All members of the faculty were incredibly supportive of the students and they always tried to meet us where we were at. You knew that they really cared about you, and they weren’t just focused on getting us to graduation, but rather to make us great clinicians for life. They genuinely cared about how we were growing as a person, and not only as a counselor. 

Finally, the cohort experience is what made this program truly memorable. There is something special and powerful about going through the two years of this program together. Being surrounded by future therapists was a unique opportunity and the chances to learn from each other were plentiful. On days I struggled with certain clients or with personal problems, I could turn to my cohort mates and find generous support. I am incredibly thankful for all the lifelong friendships I have made through this program and am overwhelmingly blessed to have been a part of this group."

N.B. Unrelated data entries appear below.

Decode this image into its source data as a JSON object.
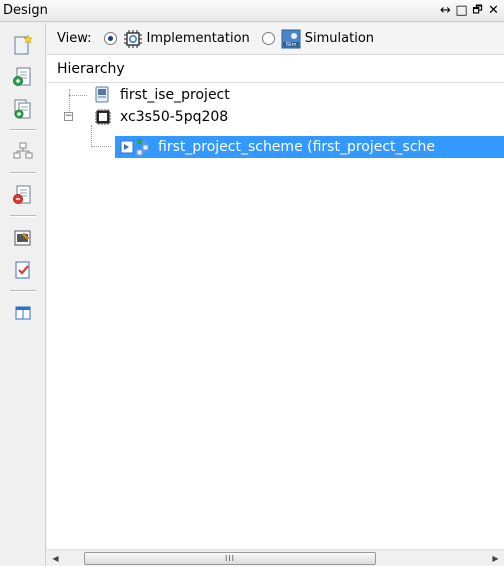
{
  "titlebar": {
    "title": "Design",
    "pin_glyph": "↔",
    "restore_glyph": "□",
    "float_glyph": "🗗",
    "close_glyph": "✕"
  },
  "toolbar": {
    "icons": [
      "new-source-icon",
      "add-source-icon",
      "add-copy-icon",
      "instantiation-icon",
      "remove-icon",
      "properties-icon",
      "check-icon",
      "panel-icon"
    ]
  },
  "viewbar": {
    "label": "View:",
    "options": [
      {
        "label": "Implementation",
        "selected": true
      },
      {
        "label": "Simulation",
        "selected": false
      }
    ],
    "simulation_icon_text": "ISim"
  },
  "hierarchy": {
    "header": "Hierarchy",
    "items": [
      {
        "label": "first_ise_project",
        "icon": "project-icon"
      },
      {
        "label": "xc3s50-5pq208",
        "icon": "chip-icon",
        "expander": "−"
      },
      {
        "label": "first_project_scheme (first_project_sche",
        "icon": "schematic-icon",
        "selected": true
      }
    ]
  },
  "scrollbar": {
    "left_arrow": "◀",
    "right_arrow": "▶",
    "thumb_grip": "III"
  },
  "colors": {
    "selection": "#3399ff",
    "background": "#f0f0f0"
  }
}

"You will leave this program sadder, but wiser."

"I distinctly remember these piercing words that a professor spoke over us the first semester of my time in the CMHC program. At the beginning, I thought them to be rather bleak and perhaps not the most encouraging pep talk that I had received. I mean, who really wants to become "sadder"? However, after completing the program and graduating, I have a deeper understanding of what he meant by this phrase.

Wheaton has prepared me emotionally, spiritually, vocationally, and mentally for the counseling profession. At times, this meant doing the hard work required in the program of personal therapy, group therapy, and often learning how to engage well with other people's pain.

The CMHC program is committed to shaping the whole person and providing students with excellent clinical training as well as rich spiritual practice and guidance. I became well versed in my ability to engage on a diagnostic level and apply empirically validated interventions to my work with clients. The professors that I engaged with on a weekly basis cared deeply about my holistic growth. They both educated us on a clinical level and yet showed interest in how we were doing in our personal lives. I was deeply shaped by the experience of the cohort. With this model, we were able to take classes and walk through life together for two years.

During the program, I was able to develop a niche and work toward my vision of doing therapy with adolescents. The professors support students' ideas and visions for what they felt called to do. This was such a gift. I left Wheaton with a deep sense of gratitude and a confidence that I had been well prepared for my work as a clinical mental health counselor."